What is Wednesday – sleeve pitch.
This weekly Wednesday post is aimed at answering some of the more basic and critical aspects of tailoring and the terminology we use to describe them. It stems from realizing that I’m constantly throwing out different terms with my clients and quite often they’re unsure as to what I exactly mean. The goal of this section then is to alleviate this terminology gap and provide you with some know-how to talk tailoring with a little more ease.
What is…sleeve pitch?
The sleeve pitch refers to the angle that the sleeve is attached at the armhole; the chosen position and angle being based on the wearer’s natural arm position. In the image below we can see the results of perfect sleeve pitch; notice there is absolutely no pulling or twisting in the sleeve as it is smoothly follows the natural arm position of the wearer.

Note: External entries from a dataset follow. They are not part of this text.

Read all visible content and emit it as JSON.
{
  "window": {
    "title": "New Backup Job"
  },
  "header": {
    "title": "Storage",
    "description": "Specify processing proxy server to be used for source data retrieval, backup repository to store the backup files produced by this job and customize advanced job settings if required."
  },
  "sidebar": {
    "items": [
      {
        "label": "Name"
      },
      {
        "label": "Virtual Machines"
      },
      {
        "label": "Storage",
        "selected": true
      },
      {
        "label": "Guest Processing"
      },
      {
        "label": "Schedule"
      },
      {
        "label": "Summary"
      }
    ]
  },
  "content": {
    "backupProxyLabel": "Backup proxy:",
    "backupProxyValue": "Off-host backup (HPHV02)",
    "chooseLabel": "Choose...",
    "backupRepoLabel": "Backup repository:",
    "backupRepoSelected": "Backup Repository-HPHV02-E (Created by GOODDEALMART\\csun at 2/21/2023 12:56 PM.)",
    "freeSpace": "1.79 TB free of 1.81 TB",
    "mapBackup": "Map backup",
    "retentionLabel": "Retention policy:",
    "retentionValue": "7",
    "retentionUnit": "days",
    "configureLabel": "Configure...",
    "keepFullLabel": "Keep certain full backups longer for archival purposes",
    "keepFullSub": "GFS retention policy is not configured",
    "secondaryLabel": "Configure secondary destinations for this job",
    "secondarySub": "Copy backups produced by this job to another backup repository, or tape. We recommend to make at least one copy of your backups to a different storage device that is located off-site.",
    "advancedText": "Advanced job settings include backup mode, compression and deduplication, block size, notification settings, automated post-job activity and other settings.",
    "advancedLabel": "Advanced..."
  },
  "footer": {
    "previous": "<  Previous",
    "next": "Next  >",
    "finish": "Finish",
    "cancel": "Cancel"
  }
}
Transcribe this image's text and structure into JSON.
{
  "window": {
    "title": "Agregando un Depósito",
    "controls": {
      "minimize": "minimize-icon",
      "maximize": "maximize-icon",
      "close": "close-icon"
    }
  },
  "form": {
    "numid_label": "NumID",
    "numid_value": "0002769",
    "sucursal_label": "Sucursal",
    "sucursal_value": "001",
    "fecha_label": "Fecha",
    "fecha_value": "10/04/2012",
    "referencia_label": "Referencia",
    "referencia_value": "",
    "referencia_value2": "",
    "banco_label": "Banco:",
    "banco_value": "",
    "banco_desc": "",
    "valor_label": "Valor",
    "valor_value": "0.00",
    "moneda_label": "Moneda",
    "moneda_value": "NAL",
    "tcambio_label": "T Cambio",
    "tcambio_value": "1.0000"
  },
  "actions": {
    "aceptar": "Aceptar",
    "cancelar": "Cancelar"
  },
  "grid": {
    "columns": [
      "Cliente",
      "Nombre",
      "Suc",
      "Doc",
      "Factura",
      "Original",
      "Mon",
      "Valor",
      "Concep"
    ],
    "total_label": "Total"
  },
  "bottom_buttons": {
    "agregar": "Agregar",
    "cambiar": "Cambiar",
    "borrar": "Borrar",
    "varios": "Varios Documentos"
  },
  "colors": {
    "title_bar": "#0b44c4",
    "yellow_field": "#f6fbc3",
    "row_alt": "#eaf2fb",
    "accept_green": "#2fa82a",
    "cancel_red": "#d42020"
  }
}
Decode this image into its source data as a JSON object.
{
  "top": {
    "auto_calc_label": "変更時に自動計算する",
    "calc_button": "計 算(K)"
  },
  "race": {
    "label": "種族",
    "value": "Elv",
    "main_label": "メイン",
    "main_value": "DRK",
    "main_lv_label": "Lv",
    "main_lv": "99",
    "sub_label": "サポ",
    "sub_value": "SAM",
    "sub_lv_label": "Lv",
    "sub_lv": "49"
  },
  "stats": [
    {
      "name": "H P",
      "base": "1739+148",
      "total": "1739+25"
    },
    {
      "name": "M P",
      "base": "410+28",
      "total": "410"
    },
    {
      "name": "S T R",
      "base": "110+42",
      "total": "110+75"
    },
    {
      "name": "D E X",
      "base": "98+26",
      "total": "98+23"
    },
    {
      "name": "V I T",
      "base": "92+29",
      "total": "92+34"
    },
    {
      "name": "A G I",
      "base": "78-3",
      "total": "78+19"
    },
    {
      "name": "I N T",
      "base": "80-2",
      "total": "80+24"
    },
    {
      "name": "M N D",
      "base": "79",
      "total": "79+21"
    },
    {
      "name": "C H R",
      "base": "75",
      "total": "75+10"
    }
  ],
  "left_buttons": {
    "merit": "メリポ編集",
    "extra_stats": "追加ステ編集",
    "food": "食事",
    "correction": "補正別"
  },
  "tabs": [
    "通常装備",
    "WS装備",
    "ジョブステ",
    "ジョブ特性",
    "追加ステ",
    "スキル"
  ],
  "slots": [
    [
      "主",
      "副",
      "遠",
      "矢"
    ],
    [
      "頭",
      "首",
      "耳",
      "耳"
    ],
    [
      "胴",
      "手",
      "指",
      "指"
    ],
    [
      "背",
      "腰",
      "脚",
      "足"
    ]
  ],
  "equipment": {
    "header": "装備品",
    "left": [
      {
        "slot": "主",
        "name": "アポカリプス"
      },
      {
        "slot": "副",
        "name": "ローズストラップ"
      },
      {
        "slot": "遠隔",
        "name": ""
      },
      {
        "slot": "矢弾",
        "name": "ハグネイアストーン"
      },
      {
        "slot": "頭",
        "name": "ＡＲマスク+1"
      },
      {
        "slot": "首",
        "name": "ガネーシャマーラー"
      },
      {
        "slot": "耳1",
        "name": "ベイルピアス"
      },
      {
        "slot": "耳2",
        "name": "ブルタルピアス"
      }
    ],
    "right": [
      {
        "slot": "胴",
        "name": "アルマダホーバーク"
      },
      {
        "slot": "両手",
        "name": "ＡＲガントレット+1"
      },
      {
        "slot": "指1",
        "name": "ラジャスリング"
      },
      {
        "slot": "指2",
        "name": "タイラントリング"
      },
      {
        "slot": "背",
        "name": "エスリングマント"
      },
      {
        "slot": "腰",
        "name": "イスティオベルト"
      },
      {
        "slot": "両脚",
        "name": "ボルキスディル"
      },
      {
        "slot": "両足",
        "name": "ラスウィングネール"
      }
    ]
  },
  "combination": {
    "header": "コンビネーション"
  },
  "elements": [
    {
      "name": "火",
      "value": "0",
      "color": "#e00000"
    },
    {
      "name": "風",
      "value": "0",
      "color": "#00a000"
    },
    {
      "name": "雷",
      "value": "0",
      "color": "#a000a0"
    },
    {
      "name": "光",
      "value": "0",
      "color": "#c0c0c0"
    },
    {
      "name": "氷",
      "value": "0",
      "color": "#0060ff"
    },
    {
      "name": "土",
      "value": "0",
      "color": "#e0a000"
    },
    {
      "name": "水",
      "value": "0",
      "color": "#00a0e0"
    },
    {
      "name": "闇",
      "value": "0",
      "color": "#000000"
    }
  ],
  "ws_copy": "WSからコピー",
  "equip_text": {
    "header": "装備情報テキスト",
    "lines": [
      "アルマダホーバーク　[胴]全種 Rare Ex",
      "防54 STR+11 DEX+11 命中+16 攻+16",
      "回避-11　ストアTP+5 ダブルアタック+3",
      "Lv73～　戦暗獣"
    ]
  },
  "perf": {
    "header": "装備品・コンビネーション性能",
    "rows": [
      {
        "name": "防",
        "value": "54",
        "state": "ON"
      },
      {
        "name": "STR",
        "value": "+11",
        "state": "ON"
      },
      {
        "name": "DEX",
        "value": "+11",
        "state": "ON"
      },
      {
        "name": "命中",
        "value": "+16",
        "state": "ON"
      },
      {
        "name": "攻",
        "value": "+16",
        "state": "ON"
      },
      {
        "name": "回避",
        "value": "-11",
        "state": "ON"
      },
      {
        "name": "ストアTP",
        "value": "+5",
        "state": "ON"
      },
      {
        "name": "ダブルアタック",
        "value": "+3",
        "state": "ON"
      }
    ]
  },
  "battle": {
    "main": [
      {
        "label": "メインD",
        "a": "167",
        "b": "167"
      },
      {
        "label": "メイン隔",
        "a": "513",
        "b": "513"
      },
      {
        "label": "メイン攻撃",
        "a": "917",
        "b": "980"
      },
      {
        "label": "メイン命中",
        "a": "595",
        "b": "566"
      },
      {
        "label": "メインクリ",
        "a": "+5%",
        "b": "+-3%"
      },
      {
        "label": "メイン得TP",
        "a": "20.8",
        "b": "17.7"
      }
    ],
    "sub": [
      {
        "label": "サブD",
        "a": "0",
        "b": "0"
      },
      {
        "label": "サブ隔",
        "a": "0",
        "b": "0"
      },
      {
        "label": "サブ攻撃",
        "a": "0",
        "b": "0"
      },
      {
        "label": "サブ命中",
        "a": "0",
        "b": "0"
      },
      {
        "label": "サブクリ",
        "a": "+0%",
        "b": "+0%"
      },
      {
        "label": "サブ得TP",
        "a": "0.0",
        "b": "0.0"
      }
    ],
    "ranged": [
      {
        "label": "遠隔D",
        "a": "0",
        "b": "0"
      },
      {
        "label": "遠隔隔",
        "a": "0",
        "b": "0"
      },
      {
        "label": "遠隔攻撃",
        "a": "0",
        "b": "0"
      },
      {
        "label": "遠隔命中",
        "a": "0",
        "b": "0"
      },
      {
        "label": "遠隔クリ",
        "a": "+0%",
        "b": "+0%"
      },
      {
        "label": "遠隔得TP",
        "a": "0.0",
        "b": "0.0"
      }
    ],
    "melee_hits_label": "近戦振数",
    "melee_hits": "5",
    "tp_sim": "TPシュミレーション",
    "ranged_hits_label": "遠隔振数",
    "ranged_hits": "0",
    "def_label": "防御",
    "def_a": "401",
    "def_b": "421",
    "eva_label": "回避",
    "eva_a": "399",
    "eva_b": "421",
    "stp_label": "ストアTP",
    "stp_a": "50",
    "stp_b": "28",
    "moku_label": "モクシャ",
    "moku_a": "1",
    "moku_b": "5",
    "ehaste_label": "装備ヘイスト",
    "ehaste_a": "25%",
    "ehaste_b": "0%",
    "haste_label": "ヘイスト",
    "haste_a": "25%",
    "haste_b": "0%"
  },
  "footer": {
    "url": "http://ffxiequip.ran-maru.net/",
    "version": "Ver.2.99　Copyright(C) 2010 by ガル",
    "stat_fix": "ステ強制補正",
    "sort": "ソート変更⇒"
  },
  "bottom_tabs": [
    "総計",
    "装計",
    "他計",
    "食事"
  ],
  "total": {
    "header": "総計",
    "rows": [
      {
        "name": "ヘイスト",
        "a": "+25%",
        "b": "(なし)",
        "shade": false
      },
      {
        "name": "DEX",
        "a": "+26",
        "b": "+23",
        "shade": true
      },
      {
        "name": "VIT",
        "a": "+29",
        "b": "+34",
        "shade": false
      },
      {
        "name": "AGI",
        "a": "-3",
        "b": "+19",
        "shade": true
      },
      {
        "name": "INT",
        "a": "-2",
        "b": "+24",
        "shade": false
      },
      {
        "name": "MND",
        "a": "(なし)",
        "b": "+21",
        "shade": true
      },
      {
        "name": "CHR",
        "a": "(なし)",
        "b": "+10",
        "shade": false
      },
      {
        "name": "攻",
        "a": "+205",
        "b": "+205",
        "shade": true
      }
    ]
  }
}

The good news is that in general the majority of people hold their arms at relatively the same angle as we see above; the shoulders are neutral with the hands resting at ease just behind the hips. That said there are different postures that influence where the arms are naturally held and thus the angle with which we need to set the sleeve itself. In the case of an erect posture the shoulders are held back; the result is the arms hang at an angle that finishes closer to the seat. Conversely those who work at computers all day tend to have a forward posture with shoulders rolled the front; the result being the arms are held at an angle that finishes closer to the front of the body.
In essence there are three positions – standard, forward and back. What occurs is the sleeve is rotated either forwards or backwards to change the angle. Below is a fantastic animated diagram from Style Forum’s Tailorgod that shows exactly what happens as this rotation occurs.
In this diagram X refers to the standard neutral position. Notice the arrow pointing down at the top of the sleeve when it is in the neutral position; this is the base point for the rotation. In X2 that point is rotated slightly forward; the result being the pitch of the sleeve shifts to an angle that falls back towards the wearer’s seat. Conversely in X3 the top is rotated slightly to the back; the result is of course the opposite as the sleeve falls on a forward pitch that ends closer to the front hips. Keep in mind these changes are to mimic the wearer’s arm angle and thus achieve a clean line in the sleeve void of any pulling or twisting.
Makes sense? Again this is a slightly technical post but one that is critical to having a beautifully set sleeve which is one of the key hallmarks to a jacket. As always please don’t hesitate to get in touch if you have any questions. Better yet book a free appointment and we can banter in person and see if we might be a good fit to work together.
Take care – Michael